→ Exercise description:
Find the word "Profile" in the listing. Copy out each line where it occurs.

——

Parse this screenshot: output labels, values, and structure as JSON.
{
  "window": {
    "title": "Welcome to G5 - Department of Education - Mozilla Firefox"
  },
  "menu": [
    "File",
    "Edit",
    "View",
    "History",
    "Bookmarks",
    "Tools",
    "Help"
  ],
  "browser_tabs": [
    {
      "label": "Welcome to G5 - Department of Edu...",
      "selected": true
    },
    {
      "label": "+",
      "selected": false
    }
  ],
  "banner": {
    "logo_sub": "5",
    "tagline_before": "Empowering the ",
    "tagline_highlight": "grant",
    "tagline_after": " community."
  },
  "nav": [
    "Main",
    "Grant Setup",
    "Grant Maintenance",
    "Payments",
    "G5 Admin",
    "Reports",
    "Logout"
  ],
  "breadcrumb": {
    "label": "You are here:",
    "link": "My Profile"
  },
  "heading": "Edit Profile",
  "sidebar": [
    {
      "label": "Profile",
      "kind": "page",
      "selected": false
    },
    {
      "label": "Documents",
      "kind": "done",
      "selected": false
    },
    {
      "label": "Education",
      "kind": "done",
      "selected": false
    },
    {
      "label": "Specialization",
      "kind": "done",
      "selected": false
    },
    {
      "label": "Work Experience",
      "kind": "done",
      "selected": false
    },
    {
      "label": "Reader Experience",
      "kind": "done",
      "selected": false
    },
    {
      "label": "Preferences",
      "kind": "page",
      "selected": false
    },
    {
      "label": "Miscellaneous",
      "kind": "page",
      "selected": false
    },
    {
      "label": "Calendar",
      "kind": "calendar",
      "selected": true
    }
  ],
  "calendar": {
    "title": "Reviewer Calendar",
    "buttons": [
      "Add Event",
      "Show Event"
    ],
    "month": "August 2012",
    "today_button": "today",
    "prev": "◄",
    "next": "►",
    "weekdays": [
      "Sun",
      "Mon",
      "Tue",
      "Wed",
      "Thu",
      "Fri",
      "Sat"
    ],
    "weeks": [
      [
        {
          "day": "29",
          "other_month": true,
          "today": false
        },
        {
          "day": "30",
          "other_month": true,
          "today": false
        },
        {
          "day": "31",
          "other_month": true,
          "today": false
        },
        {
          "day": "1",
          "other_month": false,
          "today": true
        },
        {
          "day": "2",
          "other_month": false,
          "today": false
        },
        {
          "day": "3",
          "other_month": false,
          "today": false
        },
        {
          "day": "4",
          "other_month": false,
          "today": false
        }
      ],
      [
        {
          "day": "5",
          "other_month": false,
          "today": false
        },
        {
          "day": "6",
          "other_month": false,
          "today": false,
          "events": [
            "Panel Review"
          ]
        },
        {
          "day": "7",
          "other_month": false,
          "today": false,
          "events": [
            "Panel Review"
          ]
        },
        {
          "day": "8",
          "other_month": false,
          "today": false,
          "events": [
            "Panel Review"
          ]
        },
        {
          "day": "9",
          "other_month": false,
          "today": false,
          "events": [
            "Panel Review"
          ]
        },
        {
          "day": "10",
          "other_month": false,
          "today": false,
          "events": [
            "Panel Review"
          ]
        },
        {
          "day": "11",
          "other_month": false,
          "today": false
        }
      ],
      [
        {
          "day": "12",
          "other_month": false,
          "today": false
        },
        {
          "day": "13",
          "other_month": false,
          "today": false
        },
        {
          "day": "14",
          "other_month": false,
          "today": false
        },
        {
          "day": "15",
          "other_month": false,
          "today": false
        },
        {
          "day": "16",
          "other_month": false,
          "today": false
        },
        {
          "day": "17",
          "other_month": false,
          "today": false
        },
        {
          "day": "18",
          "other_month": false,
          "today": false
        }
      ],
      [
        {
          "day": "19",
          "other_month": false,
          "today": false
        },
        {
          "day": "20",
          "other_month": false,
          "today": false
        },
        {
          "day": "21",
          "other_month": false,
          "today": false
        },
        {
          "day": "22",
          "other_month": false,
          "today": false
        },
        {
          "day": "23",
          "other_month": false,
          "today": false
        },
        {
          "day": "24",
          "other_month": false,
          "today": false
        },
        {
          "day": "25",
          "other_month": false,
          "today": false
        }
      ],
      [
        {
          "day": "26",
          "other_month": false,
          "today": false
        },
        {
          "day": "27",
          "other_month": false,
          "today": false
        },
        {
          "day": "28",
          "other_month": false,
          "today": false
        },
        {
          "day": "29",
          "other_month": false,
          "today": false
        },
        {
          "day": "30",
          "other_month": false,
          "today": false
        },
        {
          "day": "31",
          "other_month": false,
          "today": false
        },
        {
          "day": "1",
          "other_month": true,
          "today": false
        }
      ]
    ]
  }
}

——

→ Your response:
    "link": "My Profile"
  "heading": "Edit Profile",
      "label": "Profile",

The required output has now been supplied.